First, I wanted to keep exploring other interaction concepts. I have a much longer list of ideas to test than I have free time for 😀

Second, after publishing this experience, only 16 people downloaded it in a week from SideQuest.

For example, one of the tweets got +120k impressions and +3.5k engagements.

I have to admit I haven’t done a lot of promoting the app. I haven’t even spent much time on preparing assets for SideQuest. I added only the minimum necessary screenshots and video. I’m sure that this can be improved.

Maybe the app isn’t so good. It’s definitely not an engaging fitness app or exciting VR game. It’s a short data viz. It’s not outstanding in terms of graphics, gameplay or interactions by any means.

Around this time, we had a conversation on Twitter that it would be great to build a Web VR version of this experience. And Amir Berenjian was generous enough to offer to do it. It looked slightly different, but in essence, it’s just the same. In addition, it has multiplayer and runs on any device. But somehow it didn’t get much attention either. It kind of ruins my excuse that there aren’t enough headsets to let such niche dataviz take off. You can access it here

Anyway, it was a great lesson for me. I acquired a lot of practical knowledge during the work on this VR app. I learned about performance optimization, assets preparation, app distribution, and considering the end-to-end user experience.

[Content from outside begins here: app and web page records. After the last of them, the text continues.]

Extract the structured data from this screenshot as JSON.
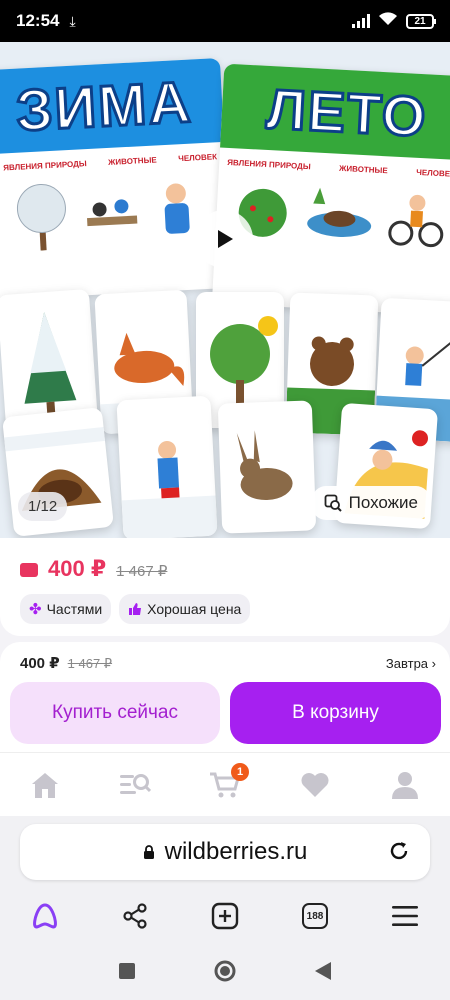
{
  "status_bar": {
    "time": "12:54",
    "battery": "21"
  },
  "gallery": {
    "counter": "1/12",
    "similar_label": "Похожие",
    "image_text": {
      "winter_title": "ЗИМА",
      "summer_title": "ЛЕТО",
      "winter_columns": [
        "ЯВЛЕНИЯ ПРИРОДЫ",
        "ЖИВОТНЫЕ",
        "ЧЕЛОВЕК"
      ],
      "summer_columns": [
        "ЯВЛЕНИЯ ПРИРОДЫ",
        "ЖИВОТНЫЕ",
        "ЧЕЛОВЕК"
      ]
    }
  },
  "product": {
    "price": "400 ₽",
    "old_price": "1 467 ₽",
    "chips": [
      {
        "label": "Частями",
        "icon": "parts-icon"
      },
      {
        "label": "Хорошая цена",
        "icon": "thumbs-up-icon"
      }
    ]
  },
  "buy_bar": {
    "price": "400 ₽",
    "old_price": "1 467 ₽",
    "delivery": "Завтра",
    "buy_now": "Купить сейчас",
    "add_to_cart": "В корзину"
  },
  "tab_bar": {
    "items": [
      "home-icon",
      "catalog-search-icon",
      "cart-icon",
      "heart-icon",
      "profile-icon"
    ],
    "cart_badge": "1"
  },
  "browser": {
    "url": "wildberries.ru",
    "tabs_count": "188"
  },
  "colors": {
    "brand_purple": "#a620f0",
    "price_red": "#e8345f",
    "winter_blue": "#1d8fe0",
    "summer_green": "#35a83a"
  }
}
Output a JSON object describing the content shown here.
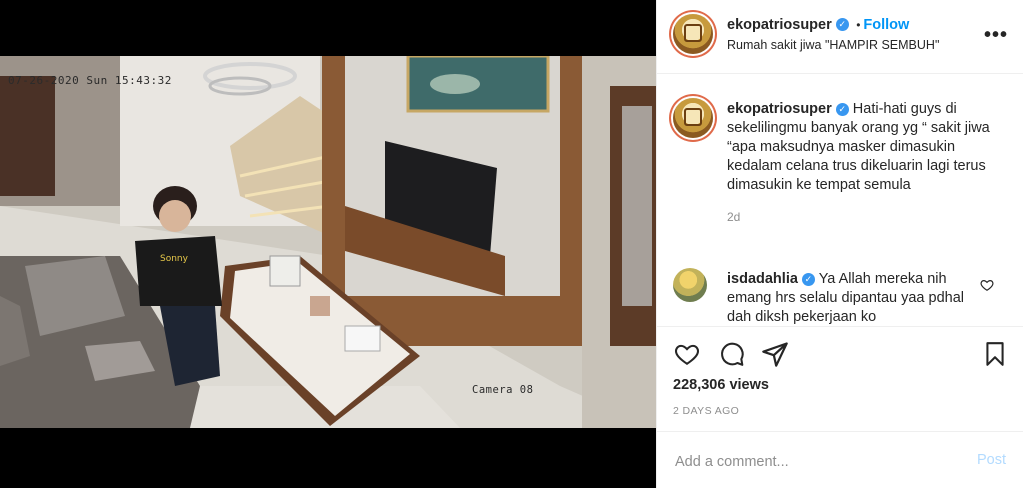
{
  "post": {
    "username": "ekopatriosuper",
    "follow_separator": "•",
    "follow_label": "Follow",
    "location": "Rumah sakit jiwa \"HAMPIR SEMBUH\"",
    "more_icon": "more-options-icon"
  },
  "media": {
    "timestamp_overlay": "07-26-2020 Sun 15:43:32",
    "camera_label": "Camera 08",
    "shirt_text": "Sonny"
  },
  "caption": {
    "username": "ekopatriosuper",
    "text": "Hati-hati guys di sekelilingmu banyak orang yg “ sakit jiwa “apa maksudnya masker dimasukin kedalam celana trus dikeluarin lagi terus dimasukin ke tempat semula",
    "age": "2d"
  },
  "comments": [
    {
      "username": "isdadahlia",
      "text": "Ya Allah mereka nih emang hrs selalu dipantau yaa pdhal dah diksh pekerjaan ko"
    }
  ],
  "actions": {
    "like_icon": "heart-icon",
    "comment_icon": "comment-icon",
    "share_icon": "share-icon",
    "save_icon": "bookmark-icon"
  },
  "stats": {
    "views": "228,306 views",
    "date": "2 DAYS AGO"
  },
  "add_comment": {
    "placeholder": "Add a comment...",
    "post_label": "Post"
  },
  "colors": {
    "accent": "#0095f6",
    "verified": "#3897f0",
    "post_disabled": "#b3dbff",
    "muted": "#8e8e8e"
  }
}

Initially, I didn’t notice the main effect of this exercise. But just a week later, I wasn’t thinking about building the next prototype, but rather sharing it with others to try out. This would also help me to gather more real feedback.

Just going through the whole process of delivering something opened my eyes; it’s not so difficult. I mean, difficult, but still possible. Releasing apps, experiences, or even design assets to the public is an effective way to grow.

Download COVID Deaths in the USA Dataviz from SideQuest